> TASK OBJECTIVE: Below you will find a set of lines. Repeat them all exactly.

Items from an interface collection
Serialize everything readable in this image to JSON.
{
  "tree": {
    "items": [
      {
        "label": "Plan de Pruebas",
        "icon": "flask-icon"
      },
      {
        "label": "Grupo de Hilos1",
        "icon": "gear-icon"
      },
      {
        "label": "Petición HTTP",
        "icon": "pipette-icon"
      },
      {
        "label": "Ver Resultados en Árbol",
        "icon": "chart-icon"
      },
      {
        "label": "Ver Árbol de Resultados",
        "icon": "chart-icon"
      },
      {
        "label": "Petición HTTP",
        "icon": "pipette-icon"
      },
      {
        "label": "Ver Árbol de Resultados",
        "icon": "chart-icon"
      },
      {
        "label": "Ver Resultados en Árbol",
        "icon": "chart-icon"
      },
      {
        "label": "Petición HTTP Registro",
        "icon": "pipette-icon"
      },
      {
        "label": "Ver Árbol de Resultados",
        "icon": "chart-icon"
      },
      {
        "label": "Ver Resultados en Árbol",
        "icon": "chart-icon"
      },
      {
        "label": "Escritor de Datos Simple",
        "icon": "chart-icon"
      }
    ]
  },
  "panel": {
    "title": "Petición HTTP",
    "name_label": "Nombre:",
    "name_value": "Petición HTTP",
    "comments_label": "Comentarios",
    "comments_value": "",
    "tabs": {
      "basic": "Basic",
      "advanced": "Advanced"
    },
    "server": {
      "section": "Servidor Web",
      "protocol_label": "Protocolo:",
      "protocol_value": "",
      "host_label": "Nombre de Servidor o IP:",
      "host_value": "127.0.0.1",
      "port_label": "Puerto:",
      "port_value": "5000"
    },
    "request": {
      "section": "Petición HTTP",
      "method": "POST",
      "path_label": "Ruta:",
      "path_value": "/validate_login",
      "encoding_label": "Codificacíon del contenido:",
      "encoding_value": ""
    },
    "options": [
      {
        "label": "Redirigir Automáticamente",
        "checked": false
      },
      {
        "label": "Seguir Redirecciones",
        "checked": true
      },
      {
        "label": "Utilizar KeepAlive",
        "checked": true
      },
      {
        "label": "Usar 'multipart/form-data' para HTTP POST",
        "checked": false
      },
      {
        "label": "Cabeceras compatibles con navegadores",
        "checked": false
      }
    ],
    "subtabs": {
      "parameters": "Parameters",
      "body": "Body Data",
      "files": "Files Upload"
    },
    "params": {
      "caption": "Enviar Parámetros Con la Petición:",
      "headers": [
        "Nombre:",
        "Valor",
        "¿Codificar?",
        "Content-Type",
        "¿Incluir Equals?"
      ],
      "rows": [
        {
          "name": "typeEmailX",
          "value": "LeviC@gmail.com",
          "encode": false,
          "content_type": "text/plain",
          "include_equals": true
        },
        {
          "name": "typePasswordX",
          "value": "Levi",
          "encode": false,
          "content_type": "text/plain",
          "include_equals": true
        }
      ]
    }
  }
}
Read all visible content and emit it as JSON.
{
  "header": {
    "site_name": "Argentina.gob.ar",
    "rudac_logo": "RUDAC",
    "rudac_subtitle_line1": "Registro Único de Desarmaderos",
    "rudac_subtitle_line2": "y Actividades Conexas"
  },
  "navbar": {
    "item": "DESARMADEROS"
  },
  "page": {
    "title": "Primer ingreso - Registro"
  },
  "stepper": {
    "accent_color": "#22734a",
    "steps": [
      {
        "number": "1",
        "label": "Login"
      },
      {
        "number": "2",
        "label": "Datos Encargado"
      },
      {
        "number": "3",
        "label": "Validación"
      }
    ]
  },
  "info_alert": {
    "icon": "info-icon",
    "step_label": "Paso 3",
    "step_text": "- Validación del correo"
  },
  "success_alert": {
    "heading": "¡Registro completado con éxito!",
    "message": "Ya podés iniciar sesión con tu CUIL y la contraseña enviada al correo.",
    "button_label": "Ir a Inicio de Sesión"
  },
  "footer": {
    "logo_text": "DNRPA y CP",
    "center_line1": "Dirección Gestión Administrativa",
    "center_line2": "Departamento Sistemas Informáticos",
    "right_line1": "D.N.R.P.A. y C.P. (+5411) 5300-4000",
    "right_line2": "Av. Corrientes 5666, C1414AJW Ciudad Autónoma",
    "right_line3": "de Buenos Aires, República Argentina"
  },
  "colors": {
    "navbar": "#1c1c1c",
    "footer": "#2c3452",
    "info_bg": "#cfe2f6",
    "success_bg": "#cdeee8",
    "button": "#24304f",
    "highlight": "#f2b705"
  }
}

> OUTPUT OF THE TASK:
Serialize everything readable in this image to JSON.
{
  "tree": {
    "items": [
      {
        "label": "Plan de Pruebas",
        "icon": "flask-icon"
      },
      {
        "label": "Grupo de Hilos1",
        "icon": "gear-icon"
      },
      {
        "label": "Petición HTTP",
        "icon": "pipette-icon"
      },
      {
        "label": "Ver Resultados en Árbol",
        "icon": "chart-icon"
      },
      {
        "label": "Ver Árbol de Resultados",
        "icon": "chart-icon"
      },
      {
        "label": "Petición HTTP",
        "icon": "pipette-icon"
      },
      {
        "label": "Ver Árbol de Resultados",
        "icon": "chart-icon"
      },
      {
        "label": "Ver Resultados en Árbol",
        "icon": "chart-icon"
      },
      {
        "label": "Petición HTTP Registro",
        "icon": "pipette-icon"
      },
      {
        "label": "Ver Árbol de Resultados",
        "icon": "chart-icon"
      },
      {
        "label": "Ver Resultados en Árbol",
        "icon": "chart-icon"
      },
      {
        "label": "Escritor de Datos Simple",
        "icon": "chart-icon"
      }
    ]
  },
  "panel": {
    "title": "Petición HTTP",
    "name_label": "Nombre:",
    "name_value": "Petición HTTP",
    "comments_label": "Comentarios",
    "comments_value": "",
    "tabs": {
      "basic": "Basic",
      "advanced": "Advanced"
    },
    "server": {
      "section": "Servidor Web",
      "protocol_label": "Protocolo:",
      "protocol_value": "",
      "host_label": "Nombre de Servidor o IP:",
      "host_value": "127.0.0.1",
      "port_label": "Puerto:",
      "port_value": "5000"
    },
    "request": {
      "section": "Petición HTTP",
      "method": "POST",
      "path_label": "Ruta:",
      "path_value": "/validate_login",
      "encoding_label": "Codificacíon del contenido:",
      "encoding_value": ""
    },
    "options": [
      {
        "label": "Redirigir Automáticamente",
        "checked": false
      },
      {
        "label": "Seguir Redirecciones",
        "checked": true
      },
      {
        "label": "Utilizar KeepAlive",
        "checked": true
      },
      {
        "label": "Usar 'multipart/form-data' para HTTP POST",
        "checked": false
      },
      {
        "label": "Cabeceras compatibles con navegadores",
        "checked": false
      }
    ],
    "subtabs": {
      "parameters": "Parameters",
      "body": "Body Data",
      "files": "Files Upload"
    },
    "params": {
      "caption": "Enviar Parámetros Con la Petición:",
      "headers": [
        "Nombre:",
        "Valor",
        "¿Codificar?",
        "Content-Type",
        "¿Incluir Equals?"
      ],
      "rows": [
        {
          "name": "typeEmailX",
          "value": "LeviC@gmail.com",
          "encode": false,
          "content_type": "text/plain",
          "include_equals": true
        },
        {
          "name": "typePasswordX",
          "value": "Levi",
          "encode": false,
          "content_type": "text/plain",
          "include_equals": true
        }
      ]
    }
  }
}
Read all visible content and emit it as JSON.
{
  "header": {
    "site_name": "Argentina.gob.ar",
    "rudac_logo": "RUDAC",
    "rudac_subtitle_line1": "Registro Único de Desarmaderos",
    "rudac_subtitle_line2": "y Actividades Conexas"
  },
  "navbar": {
    "item": "DESARMADEROS"
  },
  "page": {
    "title": "Primer ingreso - Registro"
  },
  "stepper": {
    "accent_color": "#22734a",
    "steps": [
      {
        "number": "1",
        "label": "Login"
      },
      {
        "number": "2",
        "label": "Datos Encargado"
      },
      {
        "number": "3",
        "label": "Validación"
      }
    ]
  },
  "info_alert": {
    "icon": "info-icon",
    "step_label": "Paso 3",
    "step_text": "- Validación del correo"
  },
  "success_alert": {
    "heading": "¡Registro completado con éxito!",
    "message": "Ya podés iniciar sesión con tu CUIL y la contraseña enviada al correo.",
    "button_label": "Ir a Inicio de Sesión"
  },
  "footer": {
    "logo_text": "DNRPA y CP",
    "center_line1": "Dirección Gestión Administrativa",
    "center_line2": "Departamento Sistemas Informáticos",
    "right_line1": "D.N.R.P.A. y C.P. (+5411) 5300-4000",
    "right_line2": "Av. Corrientes 5666, C1414AJW Ciudad Autónoma",
    "right_line3": "de Buenos Aires, República Argentina"
  },
  "colors": {
    "navbar": "#1c1c1c",
    "footer": "#2c3452",
    "info_bg": "#cfe2f6",
    "success_bg": "#cdeee8",
    "button": "#24304f",
    "highlight": "#f2b705"
  }
}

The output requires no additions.